**EXERCISE BRIEF**:
Nothing in the data should be left out or altered when it is retyped.

**INPUT DATA**:
---
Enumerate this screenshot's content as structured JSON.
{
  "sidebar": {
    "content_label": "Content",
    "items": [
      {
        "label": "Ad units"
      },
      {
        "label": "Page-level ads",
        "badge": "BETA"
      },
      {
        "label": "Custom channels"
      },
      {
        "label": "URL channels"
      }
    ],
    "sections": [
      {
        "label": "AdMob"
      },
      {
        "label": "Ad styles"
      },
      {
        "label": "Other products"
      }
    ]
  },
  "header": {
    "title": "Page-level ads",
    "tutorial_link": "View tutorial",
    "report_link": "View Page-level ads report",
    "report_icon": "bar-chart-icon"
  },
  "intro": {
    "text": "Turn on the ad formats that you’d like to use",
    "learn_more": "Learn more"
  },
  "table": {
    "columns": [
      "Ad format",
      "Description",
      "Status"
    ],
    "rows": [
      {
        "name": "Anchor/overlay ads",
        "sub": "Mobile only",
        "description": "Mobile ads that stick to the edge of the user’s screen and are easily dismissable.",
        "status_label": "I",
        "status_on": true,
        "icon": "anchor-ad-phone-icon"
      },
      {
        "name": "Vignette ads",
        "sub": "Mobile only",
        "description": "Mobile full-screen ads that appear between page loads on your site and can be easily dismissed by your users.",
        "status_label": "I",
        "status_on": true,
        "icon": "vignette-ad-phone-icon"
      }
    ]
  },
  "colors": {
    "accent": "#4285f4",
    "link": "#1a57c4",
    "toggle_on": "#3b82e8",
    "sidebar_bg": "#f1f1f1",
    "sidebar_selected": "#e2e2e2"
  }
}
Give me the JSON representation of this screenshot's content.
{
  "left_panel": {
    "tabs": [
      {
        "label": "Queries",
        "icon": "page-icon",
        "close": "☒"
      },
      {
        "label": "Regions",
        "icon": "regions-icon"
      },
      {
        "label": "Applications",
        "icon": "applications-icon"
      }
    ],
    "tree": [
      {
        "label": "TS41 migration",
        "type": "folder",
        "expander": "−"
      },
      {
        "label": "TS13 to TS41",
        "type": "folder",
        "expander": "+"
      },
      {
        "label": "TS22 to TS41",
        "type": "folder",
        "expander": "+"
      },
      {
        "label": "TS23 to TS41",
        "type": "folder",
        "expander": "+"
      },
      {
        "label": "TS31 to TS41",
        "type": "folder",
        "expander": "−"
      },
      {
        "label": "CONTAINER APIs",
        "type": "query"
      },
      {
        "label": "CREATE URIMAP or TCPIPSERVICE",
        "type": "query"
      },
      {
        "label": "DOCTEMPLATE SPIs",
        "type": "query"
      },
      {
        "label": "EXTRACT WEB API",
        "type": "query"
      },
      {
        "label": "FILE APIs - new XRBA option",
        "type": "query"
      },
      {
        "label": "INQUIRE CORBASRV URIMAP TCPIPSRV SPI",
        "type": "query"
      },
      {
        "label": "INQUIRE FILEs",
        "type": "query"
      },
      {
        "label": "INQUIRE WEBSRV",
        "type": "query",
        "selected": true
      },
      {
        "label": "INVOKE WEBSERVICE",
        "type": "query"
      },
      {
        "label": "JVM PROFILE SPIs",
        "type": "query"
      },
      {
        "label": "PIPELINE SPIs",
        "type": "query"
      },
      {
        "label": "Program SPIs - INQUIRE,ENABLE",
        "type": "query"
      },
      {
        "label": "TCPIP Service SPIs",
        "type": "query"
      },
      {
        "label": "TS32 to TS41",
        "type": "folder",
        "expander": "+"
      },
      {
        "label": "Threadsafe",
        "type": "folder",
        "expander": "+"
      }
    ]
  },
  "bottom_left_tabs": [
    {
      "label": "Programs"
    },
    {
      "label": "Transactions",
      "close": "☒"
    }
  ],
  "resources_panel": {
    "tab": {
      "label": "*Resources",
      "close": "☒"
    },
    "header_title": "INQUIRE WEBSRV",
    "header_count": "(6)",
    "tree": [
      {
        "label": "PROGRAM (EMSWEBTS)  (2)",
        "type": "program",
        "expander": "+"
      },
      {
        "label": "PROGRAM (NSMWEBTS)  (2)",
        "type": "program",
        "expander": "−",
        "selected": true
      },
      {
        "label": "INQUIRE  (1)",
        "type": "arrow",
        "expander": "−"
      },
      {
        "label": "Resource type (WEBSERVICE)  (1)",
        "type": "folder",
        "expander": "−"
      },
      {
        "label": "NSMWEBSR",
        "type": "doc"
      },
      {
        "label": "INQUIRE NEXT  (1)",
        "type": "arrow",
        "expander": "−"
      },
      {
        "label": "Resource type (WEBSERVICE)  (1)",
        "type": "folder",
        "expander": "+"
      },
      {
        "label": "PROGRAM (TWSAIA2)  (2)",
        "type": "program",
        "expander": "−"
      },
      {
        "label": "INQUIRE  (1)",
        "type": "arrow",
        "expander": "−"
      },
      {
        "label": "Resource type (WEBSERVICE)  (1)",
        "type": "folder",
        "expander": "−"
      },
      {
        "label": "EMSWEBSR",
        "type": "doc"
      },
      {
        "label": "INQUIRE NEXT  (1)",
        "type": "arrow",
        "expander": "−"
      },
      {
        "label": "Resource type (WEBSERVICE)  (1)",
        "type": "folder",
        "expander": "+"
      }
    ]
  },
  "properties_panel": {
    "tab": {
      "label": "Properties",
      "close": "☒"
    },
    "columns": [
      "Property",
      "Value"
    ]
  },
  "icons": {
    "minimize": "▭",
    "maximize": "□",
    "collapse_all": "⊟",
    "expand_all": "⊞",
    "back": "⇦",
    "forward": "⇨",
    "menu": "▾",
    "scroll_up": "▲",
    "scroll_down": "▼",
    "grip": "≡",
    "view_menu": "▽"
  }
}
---
**ANSWER FOR THIS EXERCISE**:
Enumerate this screenshot's content as structured JSON.
{
  "sidebar": {
    "content_label": "Content",
    "items": [
      {
        "label": "Ad units"
      },
      {
        "label": "Page-level ads",
        "badge": "BETA"
      },
      {
        "label": "Custom channels"
      },
      {
        "label": "URL channels"
      }
    ],
    "sections": [
      {
        "label": "AdMob"
      },
      {
        "label": "Ad styles"
      },
      {
        "label": "Other products"
      }
    ]
  },
  "header": {
    "title": "Page-level ads",
    "tutorial_link": "View tutorial",
    "report_link": "View Page-level ads report",
    "report_icon": "bar-chart-icon"
  },
  "intro": {
    "text": "Turn on the ad formats that you’d like to use",
    "learn_more": "Learn more"
  },
  "table": {
    "columns": [
      "Ad format",
      "Description",
      "Status"
    ],
    "rows": [
      {
        "name": "Anchor/overlay ads",
        "sub": "Mobile only",
        "description": "Mobile ads that stick to the edge of the user’s screen and are easily dismissable.",
        "status_label": "I",
        "status_on": true,
        "icon": "anchor-ad-phone-icon"
      },
      {
        "name": "Vignette ads",
        "sub": "Mobile only",
        "description": "Mobile full-screen ads that appear between page loads on your site and can be easily dismissed by your users.",
        "status_label": "I",
        "status_on": true,
        "icon": "vignette-ad-phone-icon"
      }
    ]
  },
  "colors": {
    "accent": "#4285f4",
    "link": "#1a57c4",
    "toggle_on": "#3b82e8",
    "sidebar_bg": "#f1f1f1",
    "sidebar_selected": "#e2e2e2"
  }
}
Give me the JSON representation of this screenshot's content.
{
  "left_panel": {
    "tabs": [
      {
        "label": "Queries",
        "icon": "page-icon",
        "close": "☒"
      },
      {
        "label": "Regions",
        "icon": "regions-icon"
      },
      {
        "label": "Applications",
        "icon": "applications-icon"
      }
    ],
    "tree": [
      {
        "label": "TS41 migration",
        "type": "folder",
        "expander": "−"
      },
      {
        "label": "TS13 to TS41",
        "type": "folder",
        "expander": "+"
      },
      {
        "label": "TS22 to TS41",
        "type": "folder",
        "expander": "+"
      },
      {
        "label": "TS23 to TS41",
        "type": "folder",
        "expander": "+"
      },
      {
        "label": "TS31 to TS41",
        "type": "folder",
        "expander": "−"
      },
      {
        "label": "CONTAINER APIs",
        "type": "query"
      },
      {
        "label": "CREATE URIMAP or TCPIPSERVICE",
        "type": "query"
      },
      {
        "label": "DOCTEMPLATE SPIs",
        "type": "query"
      },
      {
        "label": "EXTRACT WEB API",
        "type": "query"
      },
      {
        "label": "FILE APIs - new XRBA option",
        "type": "query"
      },
      {
        "label": "INQUIRE CORBASRV URIMAP TCPIPSRV SPI",
        "type": "query"
      },
      {
        "label": "INQUIRE FILEs",
        "type": "query"
      },
      {
        "label": "INQUIRE WEBSRV",
        "type": "query",
        "selected": true
      },
      {
        "label": "INVOKE WEBSERVICE",
        "type": "query"
      },
      {
        "label": "JVM PROFILE SPIs",
        "type": "query"
      },
      {
        "label": "PIPELINE SPIs",
        "type": "query"
      },
      {
        "label": "Program SPIs - INQUIRE,ENABLE",
        "type": "query"
      },
      {
        "label": "TCPIP Service SPIs",
        "type": "query"
      },
      {
        "label": "TS32 to TS41",
        "type": "folder",
        "expander": "+"
      },
      {
        "label": "Threadsafe",
        "type": "folder",
        "expander": "+"
      }
    ]
  },
  "bottom_left_tabs": [
    {
      "label": "Programs"
    },
    {
      "label": "Transactions",
      "close": "☒"
    }
  ],
  "resources_panel": {
    "tab": {
      "label": "*Resources",
      "close": "☒"
    },
    "header_title": "INQUIRE WEBSRV",
    "header_count": "(6)",
    "tree": [
      {
        "label": "PROGRAM (EMSWEBTS)  (2)",
        "type": "program",
        "expander": "+"
      },
      {
        "label": "PROGRAM (NSMWEBTS)  (2)",
        "type": "program",
        "expander": "−",
        "selected": true
      },
      {
        "label": "INQUIRE  (1)",
        "type": "arrow",
        "expander": "−"
      },
      {
        "label": "Resource type (WEBSERVICE)  (1)",
        "type": "folder",
        "expander": "−"
      },
      {
        "label": "NSMWEBSR",
        "type": "doc"
      },
      {
        "label": "INQUIRE NEXT  (1)",
        "type": "arrow",
        "expander": "−"
      },
      {
        "label": "Resource type (WEBSERVICE)  (1)",
        "type": "folder",
        "expander": "+"
      },
      {
        "label": "PROGRAM (TWSAIA2)  (2)",
        "type": "program",
        "expander": "−"
      },
      {
        "label": "INQUIRE  (1)",
        "type": "arrow",
        "expander": "−"
      },
      {
        "label": "Resource type (WEBSERVICE)  (1)",
        "type": "folder",
        "expander": "−"
      },
      {
        "label": "EMSWEBSR",
        "type": "doc"
      },
      {
        "label": "INQUIRE NEXT  (1)",
        "type": "arrow",
        "expander": "−"
      },
      {
        "label": "Resource type (WEBSERVICE)  (1)",
        "type": "folder",
        "expander": "+"
      }
    ]
  },
  "properties_panel": {
    "tab": {
      "label": "Properties",
      "close": "☒"
    },
    "columns": [
      "Property",
      "Value"
    ]
  },
  "icons": {
    "minimize": "▭",
    "maximize": "□",
    "collapse_all": "⊟",
    "expand_all": "⊞",
    "back": "⇦",
    "forward": "⇨",
    "menu": "▾",
    "scroll_up": "▲",
    "scroll_down": "▼",
    "grip": "≡",
    "view_menu": "▽"
  }
}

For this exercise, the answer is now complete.